▸ **Exercise**
Restate word for word the line containing "What's the underlying" and every following line in the material below, up to and including the last one.

▸ **Provided data**
------------------------------------------------
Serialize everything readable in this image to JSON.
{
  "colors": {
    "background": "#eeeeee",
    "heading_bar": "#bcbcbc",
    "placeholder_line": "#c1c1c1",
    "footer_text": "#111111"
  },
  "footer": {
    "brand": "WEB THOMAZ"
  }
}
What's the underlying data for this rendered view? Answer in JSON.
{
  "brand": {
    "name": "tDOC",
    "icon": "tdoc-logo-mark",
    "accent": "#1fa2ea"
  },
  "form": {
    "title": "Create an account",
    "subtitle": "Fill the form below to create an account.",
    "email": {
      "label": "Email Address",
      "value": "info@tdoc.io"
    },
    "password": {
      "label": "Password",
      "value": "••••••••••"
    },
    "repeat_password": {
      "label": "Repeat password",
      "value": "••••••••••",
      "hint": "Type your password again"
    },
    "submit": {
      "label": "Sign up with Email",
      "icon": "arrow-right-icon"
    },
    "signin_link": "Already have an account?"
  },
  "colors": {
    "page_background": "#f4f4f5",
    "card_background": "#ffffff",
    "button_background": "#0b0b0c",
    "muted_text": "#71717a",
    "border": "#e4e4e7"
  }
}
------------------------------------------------
▸ **Response to this task**
What's the underlying data for this rendered view? Answer in JSON.
{
  "brand": {
    "name": "tDOC",
    "icon": "tdoc-logo-mark",
    "accent": "#1fa2ea"
  },
  "form": {
    "title": "Create an account",
    "subtitle": "Fill the form below to create an account.",
    "email": {
      "label": "Email Address",
      "value": "info@tdoc.io"
    },
    "password": {
      "label": "Password",
      "value": "••••••••••"
    },
    "repeat_password": {
      "label": "Repeat password",
      "value": "••••••••••",
      "hint": "Type your password again"
    },
    "submit": {
      "label": "Sign up with Email",
      "icon": "arrow-right-icon"
    },
    "signin_link": "Already have an account?"
  },
  "colors": {
    "page_background": "#f4f4f5",
    "card_background": "#ffffff",
    "button_background": "#0b0b0c",
    "muted_text": "#71717a",
    "border": "#e4e4e7"
  }
}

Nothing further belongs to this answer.